LONDON (Reuters) – The number of new homes listed for sale in Britain rose in March for the first time in 12 months, potentially taking some of the heat out of a surge in house prices, a survey showed on Thursday.
The Royal Institution of Chartered Surveyors (RICS) said a net balance of +8% of its members reported a rise in the volume of fresh listings.
The balance for new buyer demand was +9%, making March the closest the market has come to balance between trends in supply and demand since the coronavirus pandemic began.
RICS said +74% of its members reported a rise in house prices last month, easing off from February’s revised +78%. A Reuters poll of economists had pointed to a reading of +75%.
Other measures of house prices have shown double-digit percentage rises over the past 12 months as the shift in demand towards larger homes away from city centres, that was triggered by the pandemic lockdowns, continued.

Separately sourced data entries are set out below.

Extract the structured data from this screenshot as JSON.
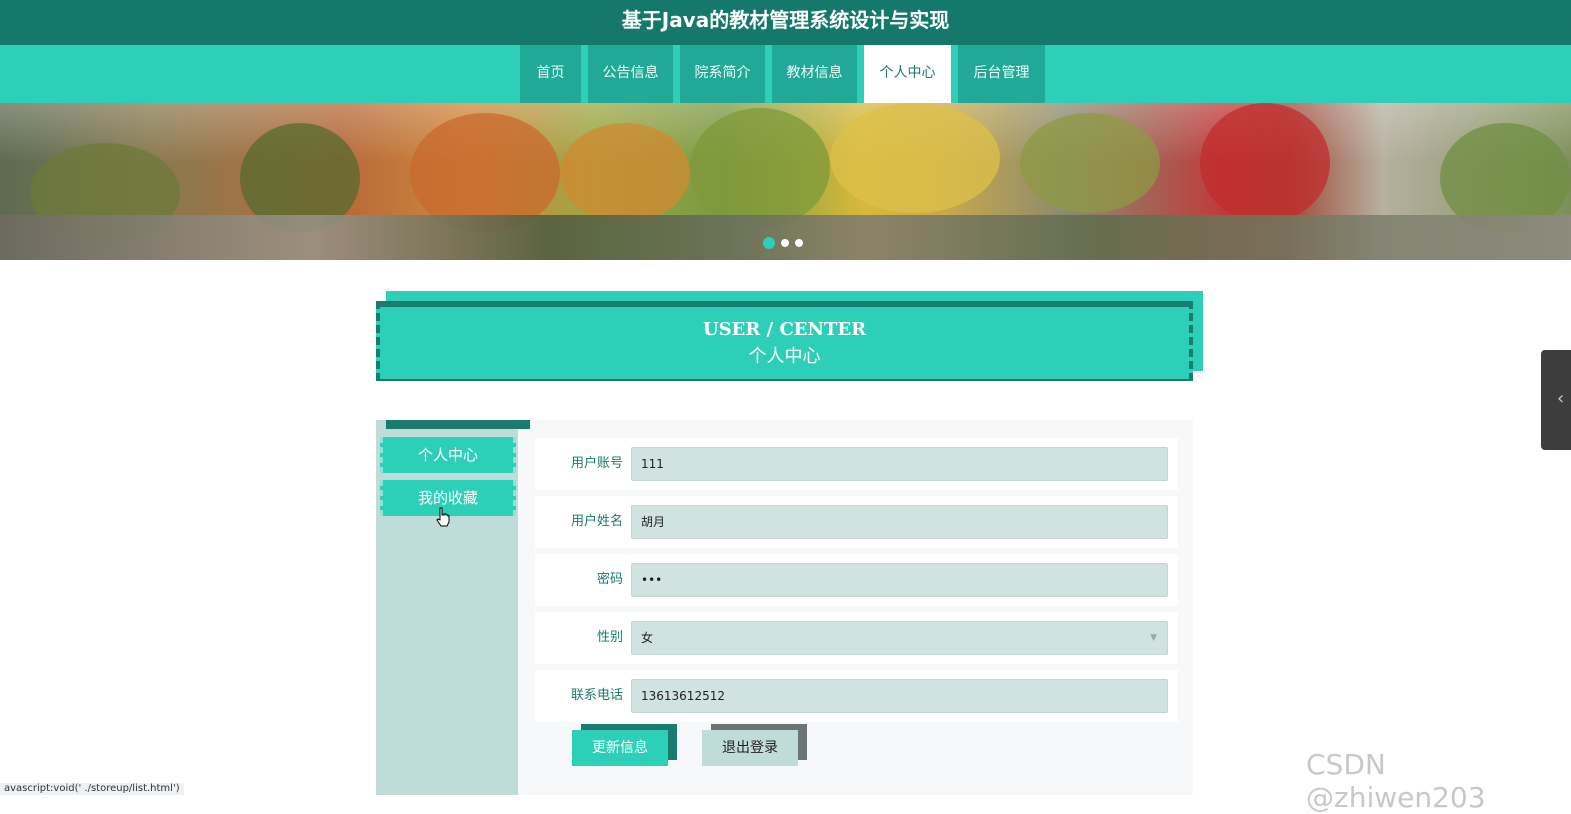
{
  "header": {
    "title": "基于Java的教材管理系统设计与实现"
  },
  "nav": {
    "items": [
      {
        "label": "首页"
      },
      {
        "label": "公告信息"
      },
      {
        "label": "院系简介"
      },
      {
        "label": "教材信息"
      },
      {
        "label": "个人中心",
        "active": true
      },
      {
        "label": "后台管理"
      }
    ]
  },
  "carousel": {
    "slides": 3,
    "active_index": 0
  },
  "section": {
    "title_en": "USER / CENTER",
    "title_cn": "个人中心"
  },
  "sidebar": {
    "items": [
      {
        "label": "个人中心"
      },
      {
        "label": "我的收藏"
      }
    ]
  },
  "form": {
    "account": {
      "label": "用户账号",
      "value": "111"
    },
    "name": {
      "label": "用户姓名",
      "value": "胡月"
    },
    "password": {
      "label": "密码",
      "value": "•••"
    },
    "gender": {
      "label": "性别",
      "value": "女"
    },
    "phone": {
      "label": "联系电话",
      "value": "13613612512"
    }
  },
  "buttons": {
    "update": "更新信息",
    "logout": "退出登录"
  },
  "status_bar": {
    "url": "avascript:void(' ./storeup/list.html')"
  },
  "watermark": "CSDN @zhiwen203",
  "colors": {
    "primary": "#2ecfb8",
    "dark": "#14786a",
    "field": "#d1e3e0",
    "sidebar": "#c0dcd8"
  },
  "icons": {
    "side_tab": "chevron-left-icon",
    "select": "chevron-down-icon",
    "pointer": "hand-cursor-icon"
  }
}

RICS Chief Economist Simon Rubinsohn said the housing market remained resilient despite concerns about the rising cost of living, including higher interest rates, and the war in Ukraine.
“It is encouraging that a little more stock appears to be returning to the market,” Rubinsohn said.
“This is still early days in that inventory remains not far off historic lows but if the trend continues, it could help to create a better balance between supply and demand.”
Although the Bank of England has raised borrowing costs three times since December to tackle high inflation – and looks set to do so again on May 5 – financing costs are low by historic standards, bolstering demand from buyers, Rubinsohn said.
(Writing by William Schomberg; editing by David Milliken)